Via Stelton

No Danish home is complete without at least one design from Arne Jacobsen, the master of modernism. Although Stelton is otherwise best known for its EM77 vacuum jug—a design classic in its own right—the brand also produces Jacobsen’s iconic Cylinda-line homeware. The coffee press—made with lightly brushed stainless steel—is a timeless Jacobsen piece that can be put to use every day.


Louis Poulsen


PH 5 Louis Poulsen

Via Louis Poulsen

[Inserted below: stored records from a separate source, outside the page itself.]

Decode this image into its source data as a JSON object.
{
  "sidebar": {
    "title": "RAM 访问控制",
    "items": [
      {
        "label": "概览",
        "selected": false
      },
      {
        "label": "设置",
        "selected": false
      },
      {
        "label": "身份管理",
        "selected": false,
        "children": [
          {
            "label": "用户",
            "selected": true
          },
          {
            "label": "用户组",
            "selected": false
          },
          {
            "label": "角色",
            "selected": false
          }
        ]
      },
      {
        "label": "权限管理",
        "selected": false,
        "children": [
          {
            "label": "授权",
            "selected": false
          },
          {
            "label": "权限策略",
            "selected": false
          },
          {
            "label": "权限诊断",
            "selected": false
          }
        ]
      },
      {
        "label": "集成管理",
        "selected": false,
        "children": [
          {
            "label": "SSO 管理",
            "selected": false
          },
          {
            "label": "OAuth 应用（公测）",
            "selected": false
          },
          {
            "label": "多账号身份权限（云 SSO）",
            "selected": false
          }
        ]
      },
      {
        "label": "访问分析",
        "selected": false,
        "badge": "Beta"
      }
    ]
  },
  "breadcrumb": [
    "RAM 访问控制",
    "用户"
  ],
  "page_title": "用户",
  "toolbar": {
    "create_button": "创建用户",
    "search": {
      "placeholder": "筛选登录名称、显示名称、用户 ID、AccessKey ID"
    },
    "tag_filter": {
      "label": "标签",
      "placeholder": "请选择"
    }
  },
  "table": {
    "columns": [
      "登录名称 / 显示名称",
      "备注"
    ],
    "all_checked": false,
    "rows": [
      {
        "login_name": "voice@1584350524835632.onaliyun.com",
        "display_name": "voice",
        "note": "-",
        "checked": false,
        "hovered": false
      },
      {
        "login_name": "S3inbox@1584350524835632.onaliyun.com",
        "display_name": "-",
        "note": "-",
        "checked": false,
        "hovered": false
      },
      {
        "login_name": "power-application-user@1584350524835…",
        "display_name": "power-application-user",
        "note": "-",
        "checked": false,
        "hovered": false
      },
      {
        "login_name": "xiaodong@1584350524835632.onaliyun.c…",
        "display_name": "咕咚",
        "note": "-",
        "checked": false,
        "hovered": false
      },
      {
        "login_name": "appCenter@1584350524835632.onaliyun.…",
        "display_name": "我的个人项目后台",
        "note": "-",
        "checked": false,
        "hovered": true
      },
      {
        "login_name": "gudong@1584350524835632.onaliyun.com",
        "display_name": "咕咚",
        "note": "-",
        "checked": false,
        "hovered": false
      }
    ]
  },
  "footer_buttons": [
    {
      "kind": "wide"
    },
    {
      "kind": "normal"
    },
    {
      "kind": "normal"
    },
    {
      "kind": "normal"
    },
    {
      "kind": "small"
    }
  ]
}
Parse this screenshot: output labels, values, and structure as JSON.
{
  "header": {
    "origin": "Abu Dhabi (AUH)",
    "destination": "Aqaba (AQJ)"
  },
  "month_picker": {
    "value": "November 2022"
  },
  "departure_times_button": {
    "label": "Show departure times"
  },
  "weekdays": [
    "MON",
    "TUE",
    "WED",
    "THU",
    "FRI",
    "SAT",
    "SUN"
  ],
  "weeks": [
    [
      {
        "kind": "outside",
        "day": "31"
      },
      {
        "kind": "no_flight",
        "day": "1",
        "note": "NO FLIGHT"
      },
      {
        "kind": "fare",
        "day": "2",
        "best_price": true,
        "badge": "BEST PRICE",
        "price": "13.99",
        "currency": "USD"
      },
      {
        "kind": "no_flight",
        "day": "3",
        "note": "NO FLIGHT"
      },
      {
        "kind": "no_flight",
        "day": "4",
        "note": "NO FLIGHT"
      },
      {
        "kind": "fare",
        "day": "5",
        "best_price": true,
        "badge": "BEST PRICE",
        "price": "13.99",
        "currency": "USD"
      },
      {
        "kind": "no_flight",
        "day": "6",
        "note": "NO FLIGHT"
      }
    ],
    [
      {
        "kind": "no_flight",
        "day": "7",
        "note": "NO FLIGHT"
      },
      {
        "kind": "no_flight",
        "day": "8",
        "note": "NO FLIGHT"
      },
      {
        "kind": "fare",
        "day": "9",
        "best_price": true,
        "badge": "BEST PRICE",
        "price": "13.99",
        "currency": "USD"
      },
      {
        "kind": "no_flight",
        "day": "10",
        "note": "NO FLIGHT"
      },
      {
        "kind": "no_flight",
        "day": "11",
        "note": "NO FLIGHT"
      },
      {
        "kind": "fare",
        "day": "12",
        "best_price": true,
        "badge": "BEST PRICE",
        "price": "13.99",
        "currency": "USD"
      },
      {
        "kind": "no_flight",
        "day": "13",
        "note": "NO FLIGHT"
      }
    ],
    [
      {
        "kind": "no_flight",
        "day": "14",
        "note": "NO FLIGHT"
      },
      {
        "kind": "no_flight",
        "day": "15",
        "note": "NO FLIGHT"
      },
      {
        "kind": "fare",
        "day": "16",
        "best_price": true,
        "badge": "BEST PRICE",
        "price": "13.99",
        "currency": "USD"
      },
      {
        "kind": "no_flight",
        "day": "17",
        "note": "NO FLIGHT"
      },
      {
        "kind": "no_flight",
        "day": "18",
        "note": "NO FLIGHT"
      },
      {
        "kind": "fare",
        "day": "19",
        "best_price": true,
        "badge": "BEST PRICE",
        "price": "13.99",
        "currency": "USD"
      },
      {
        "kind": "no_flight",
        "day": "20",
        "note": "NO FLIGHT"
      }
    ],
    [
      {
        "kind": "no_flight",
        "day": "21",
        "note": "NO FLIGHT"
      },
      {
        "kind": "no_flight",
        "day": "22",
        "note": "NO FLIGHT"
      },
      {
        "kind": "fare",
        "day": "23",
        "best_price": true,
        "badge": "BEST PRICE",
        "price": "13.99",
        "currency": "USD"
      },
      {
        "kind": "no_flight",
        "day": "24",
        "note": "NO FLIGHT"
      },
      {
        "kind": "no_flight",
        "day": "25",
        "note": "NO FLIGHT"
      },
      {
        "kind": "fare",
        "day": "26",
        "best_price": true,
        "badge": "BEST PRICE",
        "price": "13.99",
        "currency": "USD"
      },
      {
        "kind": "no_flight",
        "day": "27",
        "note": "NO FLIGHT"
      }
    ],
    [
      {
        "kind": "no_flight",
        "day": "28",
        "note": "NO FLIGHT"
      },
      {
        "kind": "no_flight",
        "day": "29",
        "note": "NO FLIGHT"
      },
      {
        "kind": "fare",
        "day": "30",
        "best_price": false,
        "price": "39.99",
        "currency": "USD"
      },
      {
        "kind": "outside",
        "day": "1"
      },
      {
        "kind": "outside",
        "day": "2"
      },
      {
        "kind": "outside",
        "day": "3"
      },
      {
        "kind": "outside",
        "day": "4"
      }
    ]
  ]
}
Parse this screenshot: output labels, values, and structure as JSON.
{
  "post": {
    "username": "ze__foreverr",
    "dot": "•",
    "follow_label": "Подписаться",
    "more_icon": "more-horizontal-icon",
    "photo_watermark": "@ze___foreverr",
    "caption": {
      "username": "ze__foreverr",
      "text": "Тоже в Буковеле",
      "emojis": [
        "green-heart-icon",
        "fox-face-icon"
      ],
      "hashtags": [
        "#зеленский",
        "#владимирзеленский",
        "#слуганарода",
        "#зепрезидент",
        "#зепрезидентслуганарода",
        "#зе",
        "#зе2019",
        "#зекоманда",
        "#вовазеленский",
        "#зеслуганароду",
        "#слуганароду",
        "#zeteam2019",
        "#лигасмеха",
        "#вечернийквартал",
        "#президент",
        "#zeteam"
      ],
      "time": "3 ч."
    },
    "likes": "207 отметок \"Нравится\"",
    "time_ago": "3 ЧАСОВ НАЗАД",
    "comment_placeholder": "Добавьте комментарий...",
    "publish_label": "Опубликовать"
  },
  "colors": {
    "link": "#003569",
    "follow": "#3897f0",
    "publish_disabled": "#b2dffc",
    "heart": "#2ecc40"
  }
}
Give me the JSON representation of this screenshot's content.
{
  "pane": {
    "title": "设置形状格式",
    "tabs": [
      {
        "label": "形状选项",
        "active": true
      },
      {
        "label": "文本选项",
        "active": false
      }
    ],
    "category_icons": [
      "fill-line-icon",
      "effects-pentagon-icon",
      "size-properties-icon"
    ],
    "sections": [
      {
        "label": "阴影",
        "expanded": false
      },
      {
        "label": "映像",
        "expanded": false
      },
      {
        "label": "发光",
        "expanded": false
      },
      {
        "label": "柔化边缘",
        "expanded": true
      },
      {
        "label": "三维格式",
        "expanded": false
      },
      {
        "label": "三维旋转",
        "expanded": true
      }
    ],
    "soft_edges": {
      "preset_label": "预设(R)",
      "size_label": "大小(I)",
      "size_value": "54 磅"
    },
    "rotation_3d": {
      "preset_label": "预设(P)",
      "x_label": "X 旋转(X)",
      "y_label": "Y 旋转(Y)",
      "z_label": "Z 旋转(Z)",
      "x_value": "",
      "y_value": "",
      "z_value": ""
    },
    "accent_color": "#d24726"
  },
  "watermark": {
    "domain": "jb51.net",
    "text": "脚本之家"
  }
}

Peep through the windows of Copenhagen apartments, and it won’t take long before you spot a Poul Henningsen-designed pendant lamp. Henningsen, an architect, created a whole range of floor, pendant and wall lamps for lighting brand Louis Poulsen, including the famously flamboyant PH Artichoke Lamp. The PH5 Pendant, a more subtle style from 1958, is designed to emit soft, flattering light (Henningsen created it for his mother, after she complained that her skin looked more wrinkled under harsh light).



Little Petra by Viggo Boesen

Little Petra Viggo Boesen

Originally introduced in 1938, the Little Petra lounge chair, with its low-slung seat and fluffy sheepskin upholstery, is emblematic of funkis style—the Danish response to Art Deco. Its designer, Viggo Boesen, was not one of Denmark’s heavyweight designers and only made 30 chairs at the time. Thankfully, Little Petra is becoming a modern classic after the Danish design house &Tradition began reissuing it a few years ago.


Carl Hansen & Son

CH24 Wishbone Chair by Hans J. Wegner

CH24 Wishbone Chair by Hans J. Wegner

Hans J. Wegner’s Wishbone Chair has come to be known as “the ideal chair” and “the essence of Danish design”—meaning hand-crafted, long-lasting and enduringly elegant. It was designed exclusively for Carl Hansen & Søn, and demand has seen it in continuous production since it was first introduced in 1950. Were it not already a classic design, the Wishbone Chair is now offered in over 50 variants and colors—a version that works for every home.



Flowerpot Lamp by Verner Panton

Flowerpot VP1 Verner Panton

Verner Panton has become synonymous with the ‘60s aesthetics. Take his endearing Flowerpot pendant lamp from 1968, which evokes the flower power spirit of the era. Panton’s endearing series of upside-down domes, reissued by &Tradition, comprises three sizes of pendants and two table lamps (one portable). The most iconic colourways stay true to Panton’s sixties spirit: Mustard, Red Brown and Dark Green.